Travellers in Finland will be faced with major air traffic disruption next month after several trade unions on Friday announced 48-hour industrial action against the government’s planned labour market reforms.
Major delays and flight cancellations are expected across the country and airports are likely to close after members of the Trade Union for the Public and Welfare Sectors (JHL), which represents about 12,000 airport workers, are set to join the two-day walkout planned from 1 to 2 February.
National carrier Finnair in a statement said it is “currently assessing the extent of the impact” on its flight schedule, adding “it is already now clear that the political strike will have a significant impact on Finnair’s operations, and will result in flight cancellations”.
The carrier said it has approximately 60,000 customers whose travel plans may be affected by the strike and is now offering those customers the option to change their booking.

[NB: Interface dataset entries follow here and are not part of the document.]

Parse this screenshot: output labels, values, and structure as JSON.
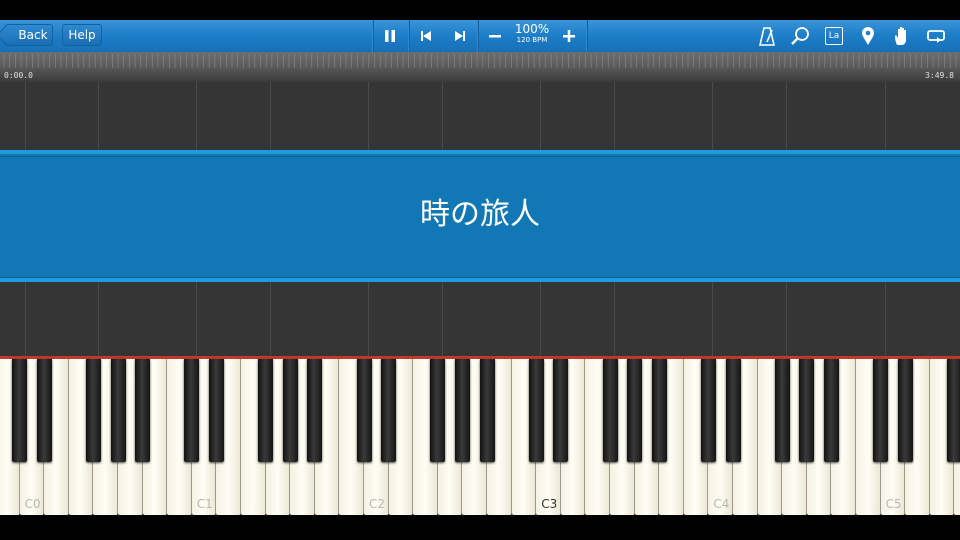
{
  "toolbar": {
    "back_label": "Back",
    "help_label": "Help",
    "tempo_percent": "100%",
    "tempo_bpm": "120 BPM",
    "icons": [
      "pause-icon",
      "skip-back-icon",
      "skip-forward-icon",
      "minus-icon",
      "plus-icon",
      "metronome-icon",
      "magnifier-icon",
      "label-icon",
      "location-pin-icon",
      "hand-icon",
      "loop-icon"
    ],
    "label_icon_text": "La"
  },
  "timeline": {
    "start": "0:00.0",
    "end": "3:49.8"
  },
  "song": {
    "title": "時の旅人"
  },
  "keyboard": {
    "octave_labels": [
      "C0",
      "C1",
      "C2",
      "C3",
      "C4",
      "C5"
    ],
    "highlighted_label": "C3",
    "accent_color": "#c0392b"
  },
  "colors": {
    "toolbar": "#1f7fc9",
    "banner": "#1178b5",
    "background": "#353535"
  }
}
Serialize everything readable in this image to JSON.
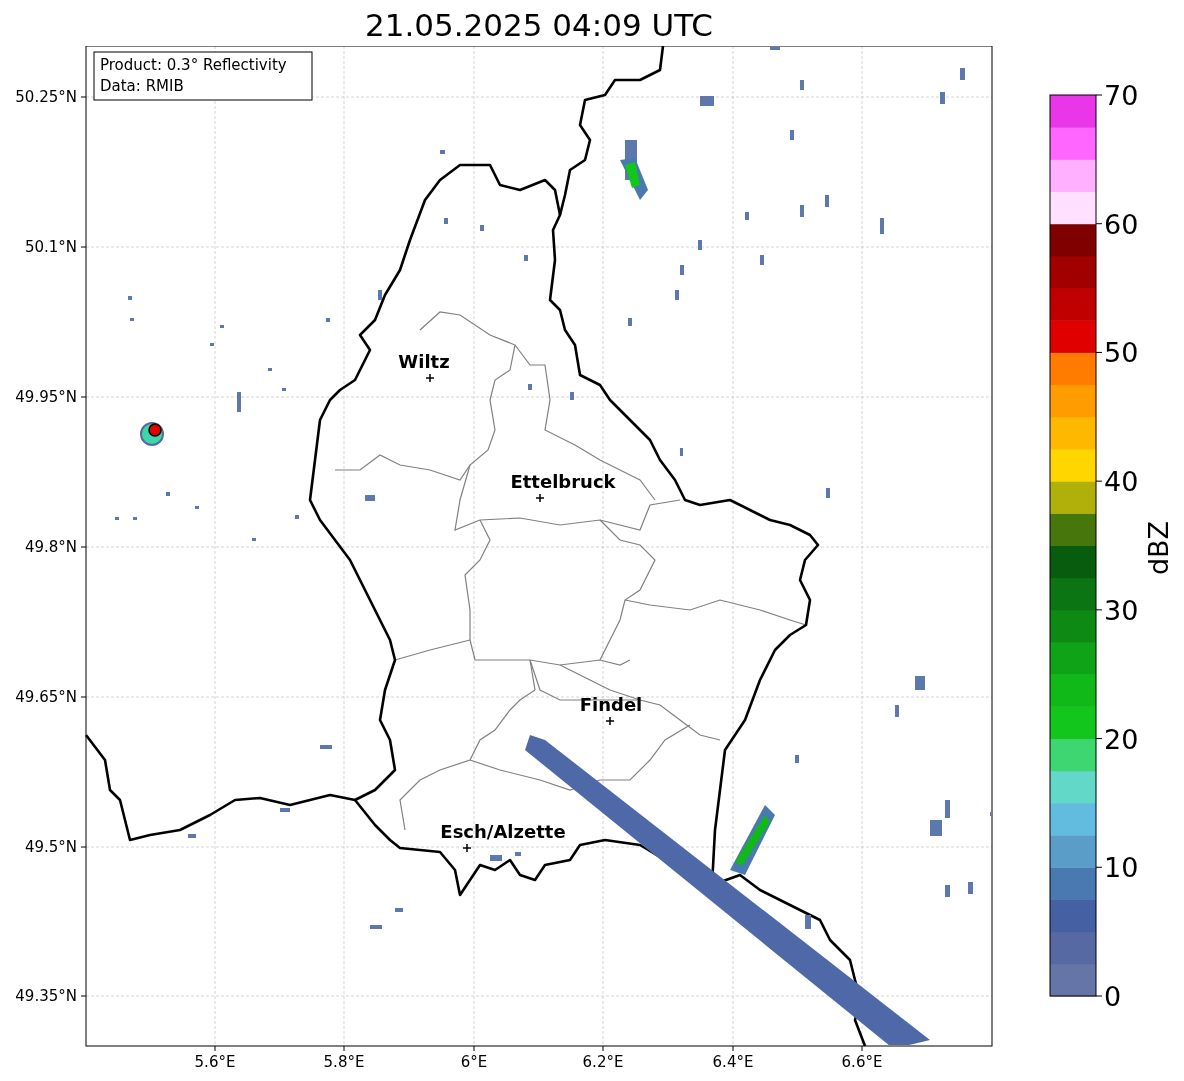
{
  "title": "21.05.2025 04:09 UTC",
  "info_box": {
    "lines": [
      "Product: 0.3° Reflectivity",
      "Data: RMIB"
    ]
  },
  "map": {
    "x_ticks": [
      "5.6°E",
      "5.8°E",
      "6°E",
      "6.2°E",
      "6.4°E",
      "6.6°E"
    ],
    "y_ticks": [
      "50.25°N",
      "50.1°N",
      "49.95°N",
      "49.8°N",
      "49.65°N",
      "49.5°N",
      "49.35°N"
    ],
    "cities": [
      {
        "name": "Wiltz"
      },
      {
        "name": "Ettelbruck"
      },
      {
        "name": "Findel"
      },
      {
        "name": "Esch/Alzette"
      }
    ]
  },
  "colorbar": {
    "label": "dBZ",
    "ticks": [
      "70",
      "60",
      "50",
      "40",
      "30",
      "20",
      "10",
      "0"
    ],
    "bins": [
      {
        "color": "#6675a8"
      },
      {
        "color": "#5669a2"
      },
      {
        "color": "#4560a3"
      },
      {
        "color": "#4a78b0"
      },
      {
        "color": "#5a9dc8"
      },
      {
        "color": "#62bce0"
      },
      {
        "color": "#62d8c8"
      },
      {
        "color": "#3dd671"
      },
      {
        "color": "#13c61c"
      },
      {
        "color": "#10b818"
      },
      {
        "color": "#0fa418"
      },
      {
        "color": "#0d8a13"
      },
      {
        "color": "#0a7512"
      },
      {
        "color": "#085c0e"
      },
      {
        "color": "#47760d"
      },
      {
        "color": "#b0b00a"
      },
      {
        "color": "#ffd600"
      },
      {
        "color": "#ffb800"
      },
      {
        "color": "#ff9c00"
      },
      {
        "color": "#ff7c00"
      },
      {
        "color": "#e00000"
      },
      {
        "color": "#c00000"
      },
      {
        "color": "#a00000"
      },
      {
        "color": "#800000"
      },
      {
        "color": "#ffe0ff"
      },
      {
        "color": "#ffb0ff"
      },
      {
        "color": "#ff66ff"
      },
      {
        "color": "#e836e8"
      }
    ]
  }
}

Travellers with a Finnair booking between 31 January and 3 February can now choose to travel earlier or postpone their travel until 15 March, 2024, according to the carrier.
“It is clear that the strike will cause flight cancellations, and we hope that as many customers as possible will find a suitable replacement flight well in advance and thus can avoid uncertainty in their travel plans,” said Jari Paajanen, vice president, operations control at Finnair. “We also ask customers to be patient, as our customer service may become congested due to the situation.”
While no changes have yet been made to the carrier’s flight schedule, Finnair said it will start cancelling flights once the effects of the strike on Finnair’s traffic have become clearer.
“We communicate directly to customers about changes to their flights as soon as flight cancellations are made,” Paajanen added.
As well as flight delays, further disruption is expected across airport ground services, baggage handling and food and beverage catering for flights during the industrial action. The wide-ranging political strike is also likely to affect public transport and services at banks, supermarkets, hotels and child care.